DATASET RECORDS:
*** Block opens ***
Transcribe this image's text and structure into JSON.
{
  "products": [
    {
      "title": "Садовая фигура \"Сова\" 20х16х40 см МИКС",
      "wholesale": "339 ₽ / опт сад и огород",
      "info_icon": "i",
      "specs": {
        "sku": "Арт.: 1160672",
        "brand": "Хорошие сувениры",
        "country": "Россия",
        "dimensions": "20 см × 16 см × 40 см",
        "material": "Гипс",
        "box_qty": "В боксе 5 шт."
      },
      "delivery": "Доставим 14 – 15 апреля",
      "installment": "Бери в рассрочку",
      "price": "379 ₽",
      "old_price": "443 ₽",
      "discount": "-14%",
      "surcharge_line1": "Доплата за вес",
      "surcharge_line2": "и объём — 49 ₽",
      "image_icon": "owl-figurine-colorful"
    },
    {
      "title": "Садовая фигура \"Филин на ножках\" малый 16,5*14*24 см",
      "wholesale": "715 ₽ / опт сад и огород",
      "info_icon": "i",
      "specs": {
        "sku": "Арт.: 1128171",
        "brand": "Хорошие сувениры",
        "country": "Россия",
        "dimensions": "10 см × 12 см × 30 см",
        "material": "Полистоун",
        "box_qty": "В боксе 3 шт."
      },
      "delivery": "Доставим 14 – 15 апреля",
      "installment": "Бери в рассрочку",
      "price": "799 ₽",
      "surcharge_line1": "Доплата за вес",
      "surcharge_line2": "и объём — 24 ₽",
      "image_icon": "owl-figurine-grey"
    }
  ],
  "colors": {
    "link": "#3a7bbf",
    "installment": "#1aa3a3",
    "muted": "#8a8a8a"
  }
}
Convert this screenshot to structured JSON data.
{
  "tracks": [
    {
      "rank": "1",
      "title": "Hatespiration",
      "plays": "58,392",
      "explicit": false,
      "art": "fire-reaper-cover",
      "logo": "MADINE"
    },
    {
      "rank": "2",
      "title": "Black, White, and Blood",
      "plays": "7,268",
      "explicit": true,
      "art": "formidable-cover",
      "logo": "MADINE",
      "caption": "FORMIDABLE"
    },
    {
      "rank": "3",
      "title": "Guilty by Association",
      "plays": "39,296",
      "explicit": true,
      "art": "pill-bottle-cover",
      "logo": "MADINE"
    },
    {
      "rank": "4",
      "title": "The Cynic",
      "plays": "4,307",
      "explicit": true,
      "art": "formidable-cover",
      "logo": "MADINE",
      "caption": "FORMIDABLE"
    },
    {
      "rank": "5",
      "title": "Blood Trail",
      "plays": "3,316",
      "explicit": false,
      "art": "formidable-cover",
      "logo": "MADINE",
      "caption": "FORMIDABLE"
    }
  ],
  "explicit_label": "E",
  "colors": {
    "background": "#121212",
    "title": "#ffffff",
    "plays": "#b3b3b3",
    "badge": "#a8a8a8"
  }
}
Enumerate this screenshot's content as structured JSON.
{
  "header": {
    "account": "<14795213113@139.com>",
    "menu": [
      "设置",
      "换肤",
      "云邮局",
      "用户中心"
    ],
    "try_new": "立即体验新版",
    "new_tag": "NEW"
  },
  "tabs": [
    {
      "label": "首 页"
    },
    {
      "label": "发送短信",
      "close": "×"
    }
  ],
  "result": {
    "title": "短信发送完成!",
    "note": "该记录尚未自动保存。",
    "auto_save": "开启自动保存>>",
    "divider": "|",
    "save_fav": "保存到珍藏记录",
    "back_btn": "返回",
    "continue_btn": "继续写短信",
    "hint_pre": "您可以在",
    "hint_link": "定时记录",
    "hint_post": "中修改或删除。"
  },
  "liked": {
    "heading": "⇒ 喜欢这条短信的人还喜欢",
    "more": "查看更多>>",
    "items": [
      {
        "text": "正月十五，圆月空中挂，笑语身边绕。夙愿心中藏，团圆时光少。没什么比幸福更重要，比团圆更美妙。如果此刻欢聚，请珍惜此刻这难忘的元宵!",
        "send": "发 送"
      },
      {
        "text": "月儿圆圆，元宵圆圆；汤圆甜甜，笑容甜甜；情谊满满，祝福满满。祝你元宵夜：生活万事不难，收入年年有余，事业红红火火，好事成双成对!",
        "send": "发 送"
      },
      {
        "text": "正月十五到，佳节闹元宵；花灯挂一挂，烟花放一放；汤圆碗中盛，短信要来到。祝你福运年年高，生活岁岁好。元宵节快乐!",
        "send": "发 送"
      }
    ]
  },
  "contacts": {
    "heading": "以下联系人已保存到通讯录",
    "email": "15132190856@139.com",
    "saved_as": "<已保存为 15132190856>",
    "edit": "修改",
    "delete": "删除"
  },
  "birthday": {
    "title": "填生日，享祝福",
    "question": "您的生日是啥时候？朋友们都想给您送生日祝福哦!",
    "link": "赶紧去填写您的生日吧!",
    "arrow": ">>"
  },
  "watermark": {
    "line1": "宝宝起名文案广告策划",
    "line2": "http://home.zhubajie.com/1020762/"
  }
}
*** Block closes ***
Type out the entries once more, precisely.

Transcribe this image's text and structure into JSON.
{
  "products": [
    {
      "title": "Садовая фигура \"Сова\" 20х16х40 см МИКС",
      "wholesale": "339 ₽ / опт сад и огород",
      "info_icon": "i",
      "specs": {
        "sku": "Арт.: 1160672",
        "brand": "Хорошие сувениры",
        "country": "Россия",
        "dimensions": "20 см × 16 см × 40 см",
        "material": "Гипс",
        "box_qty": "В боксе 5 шт."
      },
      "delivery": "Доставим 14 – 15 апреля",
      "installment": "Бери в рассрочку",
      "price": "379 ₽",
      "old_price": "443 ₽",
      "discount": "-14%",
      "surcharge_line1": "Доплата за вес",
      "surcharge_line2": "и объём — 49 ₽",
      "image_icon": "owl-figurine-colorful"
    },
    {
      "title": "Садовая фигура \"Филин на ножках\" малый 16,5*14*24 см",
      "wholesale": "715 ₽ / опт сад и огород",
      "info_icon": "i",
      "specs": {
        "sku": "Арт.: 1128171",
        "brand": "Хорошие сувениры",
        "country": "Россия",
        "dimensions": "10 см × 12 см × 30 см",
        "material": "Полистоун",
        "box_qty": "В боксе 3 шт."
      },
      "delivery": "Доставим 14 – 15 апреля",
      "installment": "Бери в рассрочку",
      "price": "799 ₽",
      "surcharge_line1": "Доплата за вес",
      "surcharge_line2": "и объём — 24 ₽",
      "image_icon": "owl-figurine-grey"
    }
  ],
  "colors": {
    "link": "#3a7bbf",
    "installment": "#1aa3a3",
    "muted": "#8a8a8a"
  }
}
Convert this screenshot to structured JSON data.
{
  "tracks": [
    {
      "rank": "1",
      "title": "Hatespiration",
      "plays": "58,392",
      "explicit": false,
      "art": "fire-reaper-cover",
      "logo": "MADINE"
    },
    {
      "rank": "2",
      "title": "Black, White, and Blood",
      "plays": "7,268",
      "explicit": true,
      "art": "formidable-cover",
      "logo": "MADINE",
      "caption": "FORMIDABLE"
    },
    {
      "rank": "3",
      "title": "Guilty by Association",
      "plays": "39,296",
      "explicit": true,
      "art": "pill-bottle-cover",
      "logo": "MADINE"
    },
    {
      "rank": "4",
      "title": "The Cynic",
      "plays": "4,307",
      "explicit": true,
      "art": "formidable-cover",
      "logo": "MADINE",
      "caption": "FORMIDABLE"
    },
    {
      "rank": "5",
      "title": "Blood Trail",
      "plays": "3,316",
      "explicit": false,
      "art": "formidable-cover",
      "logo": "MADINE",
      "caption": "FORMIDABLE"
    }
  ],
  "explicit_label": "E",
  "colors": {
    "background": "#121212",
    "title": "#ffffff",
    "plays": "#b3b3b3",
    "badge": "#a8a8a8"
  }
}
Enumerate this screenshot's content as structured JSON.
{
  "header": {
    "account": "<14795213113@139.com>",
    "menu": [
      "设置",
      "换肤",
      "云邮局",
      "用户中心"
    ],
    "try_new": "立即体验新版",
    "new_tag": "NEW"
  },
  "tabs": [
    {
      "label": "首 页"
    },
    {
      "label": "发送短信",
      "close": "×"
    }
  ],
  "result": {
    "title": "短信发送完成!",
    "note": "该记录尚未自动保存。",
    "auto_save": "开启自动保存>>",
    "divider": "|",
    "save_fav": "保存到珍藏记录",
    "back_btn": "返回",
    "continue_btn": "继续写短信",
    "hint_pre": "您可以在",
    "hint_link": "定时记录",
    "hint_post": "中修改或删除。"
  },
  "liked": {
    "heading": "⇒ 喜欢这条短信的人还喜欢",
    "more": "查看更多>>",
    "items": [
      {
        "text": "正月十五，圆月空中挂，笑语身边绕。夙愿心中藏，团圆时光少。没什么比幸福更重要，比团圆更美妙。如果此刻欢聚，请珍惜此刻这难忘的元宵!",
        "send": "发 送"
      },
      {
        "text": "月儿圆圆，元宵圆圆；汤圆甜甜，笑容甜甜；情谊满满，祝福满满。祝你元宵夜：生活万事不难，收入年年有余，事业红红火火，好事成双成对!",
        "send": "发 送"
      },
      {
        "text": "正月十五到，佳节闹元宵；花灯挂一挂，烟花放一放；汤圆碗中盛，短信要来到。祝你福运年年高，生活岁岁好。元宵节快乐!",
        "send": "发 送"
      }
    ]
  },
  "contacts": {
    "heading": "以下联系人已保存到通讯录",
    "email": "15132190856@139.com",
    "saved_as": "<已保存为 15132190856>",
    "edit": "修改",
    "delete": "删除"
  },
  "birthday": {
    "title": "填生日，享祝福",
    "question": "您的生日是啥时候？朋友们都想给您送生日祝福哦!",
    "link": "赶紧去填写您的生日吧!",
    "arrow": ">>"
  },
  "watermark": {
    "line1": "宝宝起名文案广告策划",
    "line2": "http://home.zhubajie.com/1020762/"
  }
}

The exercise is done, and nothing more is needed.